“It almost felt like we were in Nazi Germany,” Condell said. “People were slowing down in their cars to take pictures of us so they could report us.”
Condell insisted that the health of his congregation is his top priority, but said he has kept his church open to offer refuge to those seeking it.
“This is supposed to be the country where we’re supposed to have the freedom to worship and to serve God, especially Jesus Christ,” he said. “What amazed me was the Americans are so ready to turn on one another and report us.”
Todd Starnes, the best-selling author and radio hot, has been a vocal critic of government overreach during the outbreak. He told Condell Americans reporting Americans is “right out of the Nazi Germany playbook.”
New Jersey has been one of the hardest-hit states in the country with 88,722 confirmed infections and nearly 4,500 deaths as of Monday.
Gov. Phil Murphy, the Democrat, has faced public pushback over his decision to shut down state and county parks. But Politico reported that Murphy’s approval rating, according to Monmouth University, is at 71 percent.
Murphy said Monday that he hopes to unveil a plan that provides lays out the “blueprint” to reopening the state. Murphy, like other governors, said a lot hinges on testing goals and new infections.

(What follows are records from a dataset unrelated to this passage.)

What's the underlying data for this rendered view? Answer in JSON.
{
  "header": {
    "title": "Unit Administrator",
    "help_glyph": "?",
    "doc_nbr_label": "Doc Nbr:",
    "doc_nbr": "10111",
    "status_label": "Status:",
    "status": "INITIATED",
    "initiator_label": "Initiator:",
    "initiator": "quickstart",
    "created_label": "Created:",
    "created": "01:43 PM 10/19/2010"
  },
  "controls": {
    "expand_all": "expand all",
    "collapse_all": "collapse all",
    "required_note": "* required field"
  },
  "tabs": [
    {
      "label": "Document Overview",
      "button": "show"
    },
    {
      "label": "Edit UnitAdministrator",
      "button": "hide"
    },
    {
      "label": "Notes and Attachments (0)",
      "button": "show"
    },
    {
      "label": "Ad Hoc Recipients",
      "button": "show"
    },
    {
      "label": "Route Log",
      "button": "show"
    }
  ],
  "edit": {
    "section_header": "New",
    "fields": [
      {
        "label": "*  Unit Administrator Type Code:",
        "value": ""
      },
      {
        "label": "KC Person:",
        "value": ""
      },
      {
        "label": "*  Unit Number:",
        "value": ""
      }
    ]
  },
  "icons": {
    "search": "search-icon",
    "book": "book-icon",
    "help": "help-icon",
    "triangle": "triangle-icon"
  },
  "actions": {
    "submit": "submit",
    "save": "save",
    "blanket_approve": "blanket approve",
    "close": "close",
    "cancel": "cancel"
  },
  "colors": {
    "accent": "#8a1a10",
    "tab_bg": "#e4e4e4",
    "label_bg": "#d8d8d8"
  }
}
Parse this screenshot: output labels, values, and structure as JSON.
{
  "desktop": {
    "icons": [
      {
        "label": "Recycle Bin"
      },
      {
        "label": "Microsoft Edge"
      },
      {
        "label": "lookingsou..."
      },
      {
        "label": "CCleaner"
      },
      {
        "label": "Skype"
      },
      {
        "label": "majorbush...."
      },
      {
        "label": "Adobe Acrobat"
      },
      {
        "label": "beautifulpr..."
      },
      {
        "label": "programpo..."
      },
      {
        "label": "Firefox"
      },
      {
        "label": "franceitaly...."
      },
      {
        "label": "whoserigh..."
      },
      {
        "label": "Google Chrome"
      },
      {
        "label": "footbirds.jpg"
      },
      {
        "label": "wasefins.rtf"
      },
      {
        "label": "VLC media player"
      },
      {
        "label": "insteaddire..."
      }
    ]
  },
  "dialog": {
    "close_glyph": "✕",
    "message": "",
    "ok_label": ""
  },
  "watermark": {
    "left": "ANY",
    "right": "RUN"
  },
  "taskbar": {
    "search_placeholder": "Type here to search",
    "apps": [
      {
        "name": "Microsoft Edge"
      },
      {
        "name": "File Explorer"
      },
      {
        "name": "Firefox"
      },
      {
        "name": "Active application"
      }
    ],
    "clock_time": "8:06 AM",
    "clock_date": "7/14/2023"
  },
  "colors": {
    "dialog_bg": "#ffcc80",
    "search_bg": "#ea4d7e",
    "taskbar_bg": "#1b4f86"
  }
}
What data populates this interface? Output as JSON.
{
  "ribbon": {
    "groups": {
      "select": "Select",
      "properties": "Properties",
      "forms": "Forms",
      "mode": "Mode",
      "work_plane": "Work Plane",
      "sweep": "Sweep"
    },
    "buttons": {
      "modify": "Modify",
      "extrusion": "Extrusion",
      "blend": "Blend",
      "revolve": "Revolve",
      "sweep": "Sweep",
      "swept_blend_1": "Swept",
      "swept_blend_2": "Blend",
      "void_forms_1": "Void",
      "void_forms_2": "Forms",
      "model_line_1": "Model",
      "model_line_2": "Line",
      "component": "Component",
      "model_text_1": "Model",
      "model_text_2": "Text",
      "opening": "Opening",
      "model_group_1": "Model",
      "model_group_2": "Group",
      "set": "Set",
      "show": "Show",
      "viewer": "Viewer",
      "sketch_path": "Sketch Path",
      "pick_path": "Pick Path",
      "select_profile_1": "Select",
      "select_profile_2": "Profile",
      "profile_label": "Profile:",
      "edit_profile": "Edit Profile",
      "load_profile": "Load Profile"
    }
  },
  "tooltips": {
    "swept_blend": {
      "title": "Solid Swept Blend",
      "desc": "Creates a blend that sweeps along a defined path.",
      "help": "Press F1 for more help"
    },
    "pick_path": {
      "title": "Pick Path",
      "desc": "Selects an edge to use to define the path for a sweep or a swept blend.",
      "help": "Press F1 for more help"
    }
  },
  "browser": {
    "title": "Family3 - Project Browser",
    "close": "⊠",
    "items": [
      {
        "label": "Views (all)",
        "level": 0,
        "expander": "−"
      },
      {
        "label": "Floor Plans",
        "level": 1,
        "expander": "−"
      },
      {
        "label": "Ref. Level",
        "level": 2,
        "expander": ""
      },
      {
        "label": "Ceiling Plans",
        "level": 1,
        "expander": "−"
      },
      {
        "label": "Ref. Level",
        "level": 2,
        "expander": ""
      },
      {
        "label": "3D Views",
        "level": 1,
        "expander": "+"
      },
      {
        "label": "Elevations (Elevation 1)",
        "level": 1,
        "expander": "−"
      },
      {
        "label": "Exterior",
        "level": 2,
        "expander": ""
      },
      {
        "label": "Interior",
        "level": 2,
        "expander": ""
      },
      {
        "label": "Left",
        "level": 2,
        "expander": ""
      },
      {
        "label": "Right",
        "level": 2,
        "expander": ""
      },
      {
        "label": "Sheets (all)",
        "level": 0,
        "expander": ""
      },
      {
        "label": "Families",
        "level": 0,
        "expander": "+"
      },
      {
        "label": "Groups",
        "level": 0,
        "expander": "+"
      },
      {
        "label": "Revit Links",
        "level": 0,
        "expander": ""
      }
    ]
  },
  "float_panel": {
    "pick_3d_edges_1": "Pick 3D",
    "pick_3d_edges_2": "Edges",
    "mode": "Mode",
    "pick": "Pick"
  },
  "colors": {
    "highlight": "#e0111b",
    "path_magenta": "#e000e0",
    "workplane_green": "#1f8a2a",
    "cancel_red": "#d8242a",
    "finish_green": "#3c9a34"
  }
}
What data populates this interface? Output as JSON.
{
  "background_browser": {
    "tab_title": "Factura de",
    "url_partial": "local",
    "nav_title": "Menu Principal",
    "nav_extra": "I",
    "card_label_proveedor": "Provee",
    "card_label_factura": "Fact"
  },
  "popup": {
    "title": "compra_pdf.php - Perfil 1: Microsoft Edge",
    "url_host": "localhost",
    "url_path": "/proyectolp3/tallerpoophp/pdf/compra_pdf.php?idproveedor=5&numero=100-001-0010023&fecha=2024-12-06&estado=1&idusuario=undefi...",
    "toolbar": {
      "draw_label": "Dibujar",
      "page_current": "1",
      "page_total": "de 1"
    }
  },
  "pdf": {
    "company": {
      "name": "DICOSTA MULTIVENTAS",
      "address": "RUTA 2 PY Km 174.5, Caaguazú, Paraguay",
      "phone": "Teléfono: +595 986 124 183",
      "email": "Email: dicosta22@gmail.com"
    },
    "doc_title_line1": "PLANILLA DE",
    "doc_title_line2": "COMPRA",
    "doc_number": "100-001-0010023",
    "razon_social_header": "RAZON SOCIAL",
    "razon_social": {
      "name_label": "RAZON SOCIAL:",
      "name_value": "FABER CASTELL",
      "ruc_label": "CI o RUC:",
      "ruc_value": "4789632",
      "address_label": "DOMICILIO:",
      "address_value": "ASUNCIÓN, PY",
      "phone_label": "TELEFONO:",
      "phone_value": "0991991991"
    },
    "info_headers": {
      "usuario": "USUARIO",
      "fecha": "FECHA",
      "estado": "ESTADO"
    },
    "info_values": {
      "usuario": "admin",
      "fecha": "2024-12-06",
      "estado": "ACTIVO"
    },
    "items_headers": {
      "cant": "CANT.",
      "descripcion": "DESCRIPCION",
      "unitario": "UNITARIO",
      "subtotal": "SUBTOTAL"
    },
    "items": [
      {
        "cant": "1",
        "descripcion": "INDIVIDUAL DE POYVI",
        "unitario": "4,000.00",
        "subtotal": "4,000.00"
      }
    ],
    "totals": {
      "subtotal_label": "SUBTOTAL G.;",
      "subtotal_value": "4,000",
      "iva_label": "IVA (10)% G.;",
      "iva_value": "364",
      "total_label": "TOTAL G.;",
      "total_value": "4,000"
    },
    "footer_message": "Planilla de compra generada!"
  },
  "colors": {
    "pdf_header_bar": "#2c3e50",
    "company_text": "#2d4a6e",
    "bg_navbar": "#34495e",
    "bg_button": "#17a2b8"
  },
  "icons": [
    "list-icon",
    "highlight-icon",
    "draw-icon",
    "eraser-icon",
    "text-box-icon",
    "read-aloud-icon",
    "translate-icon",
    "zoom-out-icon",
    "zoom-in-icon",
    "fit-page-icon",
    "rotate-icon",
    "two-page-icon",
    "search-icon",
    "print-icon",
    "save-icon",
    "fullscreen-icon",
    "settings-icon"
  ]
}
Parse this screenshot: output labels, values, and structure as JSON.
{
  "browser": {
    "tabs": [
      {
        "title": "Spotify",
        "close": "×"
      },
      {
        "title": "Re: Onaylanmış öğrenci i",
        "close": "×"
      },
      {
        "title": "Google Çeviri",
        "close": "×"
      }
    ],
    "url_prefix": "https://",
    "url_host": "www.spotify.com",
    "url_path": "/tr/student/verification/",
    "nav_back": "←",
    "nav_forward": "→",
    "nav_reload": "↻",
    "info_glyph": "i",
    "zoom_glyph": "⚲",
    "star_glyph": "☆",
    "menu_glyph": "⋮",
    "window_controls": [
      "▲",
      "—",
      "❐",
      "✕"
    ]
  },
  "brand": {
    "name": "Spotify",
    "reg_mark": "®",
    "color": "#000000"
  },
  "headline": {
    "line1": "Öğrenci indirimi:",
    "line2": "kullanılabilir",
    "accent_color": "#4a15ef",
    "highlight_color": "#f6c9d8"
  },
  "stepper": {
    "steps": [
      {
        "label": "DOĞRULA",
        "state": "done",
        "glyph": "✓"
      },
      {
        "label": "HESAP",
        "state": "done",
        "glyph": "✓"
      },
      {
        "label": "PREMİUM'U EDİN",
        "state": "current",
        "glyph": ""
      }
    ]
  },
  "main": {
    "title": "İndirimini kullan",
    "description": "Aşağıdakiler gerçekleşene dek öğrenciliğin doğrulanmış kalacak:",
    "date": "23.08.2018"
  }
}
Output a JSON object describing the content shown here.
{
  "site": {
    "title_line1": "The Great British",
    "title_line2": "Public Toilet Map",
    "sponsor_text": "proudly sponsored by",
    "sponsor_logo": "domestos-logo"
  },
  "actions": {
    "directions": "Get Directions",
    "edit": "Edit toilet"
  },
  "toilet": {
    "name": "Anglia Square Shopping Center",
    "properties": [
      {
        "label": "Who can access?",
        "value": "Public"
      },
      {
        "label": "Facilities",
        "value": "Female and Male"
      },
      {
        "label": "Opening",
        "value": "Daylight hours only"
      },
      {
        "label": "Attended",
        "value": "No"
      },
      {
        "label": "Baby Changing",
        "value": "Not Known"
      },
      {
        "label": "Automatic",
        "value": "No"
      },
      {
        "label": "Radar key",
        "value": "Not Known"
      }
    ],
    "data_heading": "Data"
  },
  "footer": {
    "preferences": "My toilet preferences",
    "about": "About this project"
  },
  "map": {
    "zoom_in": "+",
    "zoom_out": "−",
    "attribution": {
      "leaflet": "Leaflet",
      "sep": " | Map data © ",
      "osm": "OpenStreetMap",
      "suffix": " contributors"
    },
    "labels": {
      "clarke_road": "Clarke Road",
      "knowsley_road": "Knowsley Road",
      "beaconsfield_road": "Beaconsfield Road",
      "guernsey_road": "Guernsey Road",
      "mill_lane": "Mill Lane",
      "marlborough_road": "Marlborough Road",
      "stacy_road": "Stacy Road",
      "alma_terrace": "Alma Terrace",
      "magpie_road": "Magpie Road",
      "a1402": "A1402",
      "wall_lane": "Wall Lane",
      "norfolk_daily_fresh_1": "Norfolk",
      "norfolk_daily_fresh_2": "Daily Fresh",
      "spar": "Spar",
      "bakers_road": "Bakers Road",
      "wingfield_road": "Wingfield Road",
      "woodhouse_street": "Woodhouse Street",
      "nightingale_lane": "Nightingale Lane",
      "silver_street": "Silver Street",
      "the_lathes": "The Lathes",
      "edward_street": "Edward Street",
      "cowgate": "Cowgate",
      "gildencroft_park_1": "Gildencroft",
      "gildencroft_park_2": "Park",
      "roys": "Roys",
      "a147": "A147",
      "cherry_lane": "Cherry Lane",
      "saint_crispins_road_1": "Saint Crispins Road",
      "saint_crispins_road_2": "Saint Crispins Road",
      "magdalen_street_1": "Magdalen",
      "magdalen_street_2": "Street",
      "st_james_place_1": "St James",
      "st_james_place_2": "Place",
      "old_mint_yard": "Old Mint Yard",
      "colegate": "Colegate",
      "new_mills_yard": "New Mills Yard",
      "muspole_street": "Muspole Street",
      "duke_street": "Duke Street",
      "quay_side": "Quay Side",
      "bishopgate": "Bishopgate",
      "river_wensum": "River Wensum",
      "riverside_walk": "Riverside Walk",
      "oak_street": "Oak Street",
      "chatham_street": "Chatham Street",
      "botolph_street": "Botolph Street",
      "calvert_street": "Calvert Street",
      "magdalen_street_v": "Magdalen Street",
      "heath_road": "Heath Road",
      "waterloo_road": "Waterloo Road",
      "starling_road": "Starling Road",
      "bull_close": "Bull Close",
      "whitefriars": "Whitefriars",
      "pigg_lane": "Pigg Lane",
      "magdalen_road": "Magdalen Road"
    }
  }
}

Health officials have criticized pastors for holding services and putting their congregations at risk for infection. Researchers are still learning about coronavirus transmission, but the one consistent recommendation has been social distancing and frequent hand washing.
Condell said that he has no intention of causing trouble or being a pain for police, but he said he answers to a higher power.
“Just because man’s word says this, I’m not going to do what man’s word tells me to do, I’m going to do what God’s word says,” he said.